Data about app and page elements
========
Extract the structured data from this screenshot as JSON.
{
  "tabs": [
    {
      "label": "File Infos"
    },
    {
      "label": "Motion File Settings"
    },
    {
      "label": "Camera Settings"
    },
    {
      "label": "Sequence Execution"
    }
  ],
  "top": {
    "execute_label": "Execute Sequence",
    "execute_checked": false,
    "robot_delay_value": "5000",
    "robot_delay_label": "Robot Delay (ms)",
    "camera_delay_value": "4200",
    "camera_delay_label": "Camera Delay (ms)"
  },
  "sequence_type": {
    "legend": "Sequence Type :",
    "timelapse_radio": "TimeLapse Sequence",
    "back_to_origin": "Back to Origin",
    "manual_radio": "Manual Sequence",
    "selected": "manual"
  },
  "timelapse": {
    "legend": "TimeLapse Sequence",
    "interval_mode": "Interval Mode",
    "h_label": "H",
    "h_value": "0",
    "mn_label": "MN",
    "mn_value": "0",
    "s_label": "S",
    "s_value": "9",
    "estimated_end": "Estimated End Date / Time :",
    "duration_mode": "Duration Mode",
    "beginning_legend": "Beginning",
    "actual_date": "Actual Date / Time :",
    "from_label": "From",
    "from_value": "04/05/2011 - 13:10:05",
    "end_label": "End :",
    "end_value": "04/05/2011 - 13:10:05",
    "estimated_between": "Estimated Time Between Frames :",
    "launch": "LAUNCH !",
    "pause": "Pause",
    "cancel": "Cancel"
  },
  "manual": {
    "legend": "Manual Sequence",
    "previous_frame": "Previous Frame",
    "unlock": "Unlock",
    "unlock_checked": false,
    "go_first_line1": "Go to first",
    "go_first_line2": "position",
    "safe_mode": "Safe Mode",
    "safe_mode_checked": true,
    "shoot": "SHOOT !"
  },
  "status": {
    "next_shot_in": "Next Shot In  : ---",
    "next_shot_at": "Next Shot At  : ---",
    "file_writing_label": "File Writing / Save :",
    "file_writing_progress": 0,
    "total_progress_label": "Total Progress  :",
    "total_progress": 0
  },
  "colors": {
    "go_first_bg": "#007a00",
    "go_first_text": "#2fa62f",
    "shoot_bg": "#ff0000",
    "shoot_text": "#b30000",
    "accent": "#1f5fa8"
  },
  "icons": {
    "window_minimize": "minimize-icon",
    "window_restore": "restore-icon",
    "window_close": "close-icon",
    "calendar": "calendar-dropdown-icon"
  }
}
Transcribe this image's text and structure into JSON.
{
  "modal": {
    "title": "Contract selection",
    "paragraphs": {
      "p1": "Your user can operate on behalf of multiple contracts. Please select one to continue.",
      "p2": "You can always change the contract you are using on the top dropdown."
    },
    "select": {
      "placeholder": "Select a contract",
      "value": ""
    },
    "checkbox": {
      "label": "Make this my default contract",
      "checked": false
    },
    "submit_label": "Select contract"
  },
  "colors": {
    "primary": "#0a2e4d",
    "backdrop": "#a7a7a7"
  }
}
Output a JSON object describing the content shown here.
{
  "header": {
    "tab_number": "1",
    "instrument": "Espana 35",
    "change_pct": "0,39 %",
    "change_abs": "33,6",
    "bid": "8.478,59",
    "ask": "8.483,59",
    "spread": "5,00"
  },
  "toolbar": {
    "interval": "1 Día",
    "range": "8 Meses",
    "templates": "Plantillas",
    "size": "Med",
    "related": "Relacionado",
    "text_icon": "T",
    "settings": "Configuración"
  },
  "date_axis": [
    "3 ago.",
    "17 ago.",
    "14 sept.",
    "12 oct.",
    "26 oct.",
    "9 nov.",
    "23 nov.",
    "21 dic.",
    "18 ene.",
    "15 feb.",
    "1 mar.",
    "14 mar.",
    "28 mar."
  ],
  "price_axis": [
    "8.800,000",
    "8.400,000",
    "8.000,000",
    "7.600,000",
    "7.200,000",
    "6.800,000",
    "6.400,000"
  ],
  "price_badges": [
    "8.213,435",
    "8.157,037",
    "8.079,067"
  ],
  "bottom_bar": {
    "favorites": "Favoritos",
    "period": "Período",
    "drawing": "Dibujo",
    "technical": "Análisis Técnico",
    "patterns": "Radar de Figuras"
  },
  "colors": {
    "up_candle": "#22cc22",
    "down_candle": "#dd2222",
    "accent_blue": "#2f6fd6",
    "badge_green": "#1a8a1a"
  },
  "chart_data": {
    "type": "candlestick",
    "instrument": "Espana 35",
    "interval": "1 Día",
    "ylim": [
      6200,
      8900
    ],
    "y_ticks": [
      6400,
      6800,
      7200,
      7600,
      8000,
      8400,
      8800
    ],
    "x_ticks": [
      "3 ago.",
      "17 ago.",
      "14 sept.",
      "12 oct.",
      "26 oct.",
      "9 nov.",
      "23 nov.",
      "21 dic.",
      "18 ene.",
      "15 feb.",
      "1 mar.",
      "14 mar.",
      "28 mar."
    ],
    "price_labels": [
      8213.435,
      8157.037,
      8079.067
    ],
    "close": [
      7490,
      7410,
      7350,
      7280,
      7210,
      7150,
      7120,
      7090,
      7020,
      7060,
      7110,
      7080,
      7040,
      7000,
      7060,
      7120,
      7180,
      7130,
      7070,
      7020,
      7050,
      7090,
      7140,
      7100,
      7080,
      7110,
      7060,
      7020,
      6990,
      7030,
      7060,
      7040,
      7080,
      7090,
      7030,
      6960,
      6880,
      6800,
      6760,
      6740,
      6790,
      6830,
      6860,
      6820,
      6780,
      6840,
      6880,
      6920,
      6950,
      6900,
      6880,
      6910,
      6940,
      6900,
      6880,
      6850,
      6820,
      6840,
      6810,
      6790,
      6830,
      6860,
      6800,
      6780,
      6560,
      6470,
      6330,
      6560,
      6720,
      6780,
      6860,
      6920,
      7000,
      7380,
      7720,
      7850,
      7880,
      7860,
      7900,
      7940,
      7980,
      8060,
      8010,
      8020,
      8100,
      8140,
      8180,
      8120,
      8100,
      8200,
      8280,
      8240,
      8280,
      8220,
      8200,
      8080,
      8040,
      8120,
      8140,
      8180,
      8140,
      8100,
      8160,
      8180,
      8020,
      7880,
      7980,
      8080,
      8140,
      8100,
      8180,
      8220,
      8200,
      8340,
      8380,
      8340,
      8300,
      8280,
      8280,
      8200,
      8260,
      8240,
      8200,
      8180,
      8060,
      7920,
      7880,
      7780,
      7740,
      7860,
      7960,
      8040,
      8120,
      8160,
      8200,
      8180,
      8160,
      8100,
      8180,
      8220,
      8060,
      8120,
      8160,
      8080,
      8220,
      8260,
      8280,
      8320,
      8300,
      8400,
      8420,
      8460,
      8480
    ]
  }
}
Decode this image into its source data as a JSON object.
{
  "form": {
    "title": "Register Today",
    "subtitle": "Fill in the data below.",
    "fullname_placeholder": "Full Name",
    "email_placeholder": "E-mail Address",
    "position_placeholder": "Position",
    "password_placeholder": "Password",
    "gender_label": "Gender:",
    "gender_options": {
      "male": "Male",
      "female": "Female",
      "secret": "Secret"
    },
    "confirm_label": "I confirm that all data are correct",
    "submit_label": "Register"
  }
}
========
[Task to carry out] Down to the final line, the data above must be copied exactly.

[Result below]
Extract the structured data from this screenshot as JSON.
{
  "tabs": [
    {
      "label": "File Infos"
    },
    {
      "label": "Motion File Settings"
    },
    {
      "label": "Camera Settings"
    },
    {
      "label": "Sequence Execution"
    }
  ],
  "top": {
    "execute_label": "Execute Sequence",
    "execute_checked": false,
    "robot_delay_value": "5000",
    "robot_delay_label": "Robot Delay (ms)",
    "camera_delay_value": "4200",
    "camera_delay_label": "Camera Delay (ms)"
  },
  "sequence_type": {
    "legend": "Sequence Type :",
    "timelapse_radio": "TimeLapse Sequence",
    "back_to_origin": "Back to Origin",
    "manual_radio": "Manual Sequence",
    "selected": "manual"
  },
  "timelapse": {
    "legend": "TimeLapse Sequence",
    "interval_mode": "Interval Mode",
    "h_label": "H",
    "h_value": "0",
    "mn_label": "MN",
    "mn_value": "0",
    "s_label": "S",
    "s_value": "9",
    "estimated_end": "Estimated End Date / Time :",
    "duration_mode": "Duration Mode",
    "beginning_legend": "Beginning",
    "actual_date": "Actual Date / Time :",
    "from_label": "From",
    "from_value": "04/05/2011 - 13:10:05",
    "end_label": "End :",
    "end_value": "04/05/2011 - 13:10:05",
    "estimated_between": "Estimated Time Between Frames :",
    "launch": "LAUNCH !",
    "pause": "Pause",
    "cancel": "Cancel"
  },
  "manual": {
    "legend": "Manual Sequence",
    "previous_frame": "Previous Frame",
    "unlock": "Unlock",
    "unlock_checked": false,
    "go_first_line1": "Go to first",
    "go_first_line2": "position",
    "safe_mode": "Safe Mode",
    "safe_mode_checked": true,
    "shoot": "SHOOT !"
  },
  "status": {
    "next_shot_in": "Next Shot In  : ---",
    "next_shot_at": "Next Shot At  : ---",
    "file_writing_label": "File Writing / Save :",
    "file_writing_progress": 0,
    "total_progress_label": "Total Progress  :",
    "total_progress": 0
  },
  "colors": {
    "go_first_bg": "#007a00",
    "go_first_text": "#2fa62f",
    "shoot_bg": "#ff0000",
    "shoot_text": "#b30000",
    "accent": "#1f5fa8"
  },
  "icons": {
    "window_minimize": "minimize-icon",
    "window_restore": "restore-icon",
    "window_close": "close-icon",
    "calendar": "calendar-dropdown-icon"
  }
}
Transcribe this image's text and structure into JSON.
{
  "modal": {
    "title": "Contract selection",
    "paragraphs": {
      "p1": "Your user can operate on behalf of multiple contracts. Please select one to continue.",
      "p2": "You can always change the contract you are using on the top dropdown."
    },
    "select": {
      "placeholder": "Select a contract",
      "value": ""
    },
    "checkbox": {
      "label": "Make this my default contract",
      "checked": false
    },
    "submit_label": "Select contract"
  },
  "colors": {
    "primary": "#0a2e4d",
    "backdrop": "#a7a7a7"
  }
}
Output a JSON object describing the content shown here.
{
  "header": {
    "tab_number": "1",
    "instrument": "Espana 35",
    "change_pct": "0,39 %",
    "change_abs": "33,6",
    "bid": "8.478,59",
    "ask": "8.483,59",
    "spread": "5,00"
  },
  "toolbar": {
    "interval": "1 Día",
    "range": "8 Meses",
    "templates": "Plantillas",
    "size": "Med",
    "related": "Relacionado",
    "text_icon": "T",
    "settings": "Configuración"
  },
  "date_axis": [
    "3 ago.",
    "17 ago.",
    "14 sept.",
    "12 oct.",
    "26 oct.",
    "9 nov.",
    "23 nov.",
    "21 dic.",
    "18 ene.",
    "15 feb.",
    "1 mar.",
    "14 mar.",
    "28 mar."
  ],
  "price_axis": [
    "8.800,000",
    "8.400,000",
    "8.000,000",
    "7.600,000",
    "7.200,000",
    "6.800,000",
    "6.400,000"
  ],
  "price_badges": [
    "8.213,435",
    "8.157,037",
    "8.079,067"
  ],
  "bottom_bar": {
    "favorites": "Favoritos",
    "period": "Período",
    "drawing": "Dibujo",
    "technical": "Análisis Técnico",
    "patterns": "Radar de Figuras"
  },
  "colors": {
    "up_candle": "#22cc22",
    "down_candle": "#dd2222",
    "accent_blue": "#2f6fd6",
    "badge_green": "#1a8a1a"
  },
  "chart_data": {
    "type": "candlestick",
    "instrument": "Espana 35",
    "interval": "1 Día",
    "ylim": [
      6200,
      8900
    ],
    "y_ticks": [
      6400,
      6800,
      7200,
      7600,
      8000,
      8400,
      8800
    ],
    "x_ticks": [
      "3 ago.",
      "17 ago.",
      "14 sept.",
      "12 oct.",
      "26 oct.",
      "9 nov.",
      "23 nov.",
      "21 dic.",
      "18 ene.",
      "15 feb.",
      "1 mar.",
      "14 mar.",
      "28 mar."
    ],
    "price_labels": [
      8213.435,
      8157.037,
      8079.067
    ],
    "close": [
      7490,
      7410,
      7350,
      7280,
      7210,
      7150,
      7120,
      7090,
      7020,
      7060,
      7110,
      7080,
      7040,
      7000,
      7060,
      7120,
      7180,
      7130,
      7070,
      7020,
      7050,
      7090,
      7140,
      7100,
      7080,
      7110,
      7060,
      7020,
      6990,
      7030,
      7060,
      7040,
      7080,
      7090,
      7030,
      6960,
      6880,
      6800,
      6760,
      6740,
      6790,
      6830,
      6860,
      6820,
      6780,
      6840,
      6880,
      6920,
      6950,
      6900,
      6880,
      6910,
      6940,
      6900,
      6880,
      6850,
      6820,
      6840,
      6810,
      6790,
      6830,
      6860,
      6800,
      6780,
      6560,
      6470,
      6330,
      6560,
      6720,
      6780,
      6860,
      6920,
      7000,
      7380,
      7720,
      7850,
      7880,
      7860,
      7900,
      7940,
      7980,
      8060,
      8010,
      8020,
      8100,
      8140,
      8180,
      8120,
      8100,
      8200,
      8280,
      8240,
      8280,
      8220,
      8200,
      8080,
      8040,
      8120,
      8140,
      8180,
      8140,
      8100,
      8160,
      8180,
      8020,
      7880,
      7980,
      8080,
      8140,
      8100,
      8180,
      8220,
      8200,
      8340,
      8380,
      8340,
      8300,
      8280,
      8280,
      8200,
      8260,
      8240,
      8200,
      8180,
      8060,
      7920,
      7880,
      7780,
      7740,
      7860,
      7960,
      8040,
      8120,
      8160,
      8200,
      8180,
      8160,
      8100,
      8180,
      8220,
      8060,
      8120,
      8160,
      8080,
      8220,
      8260,
      8280,
      8320,
      8300,
      8400,
      8420,
      8460,
      8480
    ]
  }
}
Decode this image into its source data as a JSON object.
{
  "form": {
    "title": "Register Today",
    "subtitle": "Fill in the data below.",
    "fullname_placeholder": "Full Name",
    "email_placeholder": "E-mail Address",
    "position_placeholder": "Position",
    "password_placeholder": "Password",
    "gender_label": "Gender:",
    "gender_options": {
      "male": "Male",
      "female": "Female",
      "secret": "Secret"
    },
    "confirm_label": "I confirm that all data are correct",
    "submit_label": "Register"
  }
}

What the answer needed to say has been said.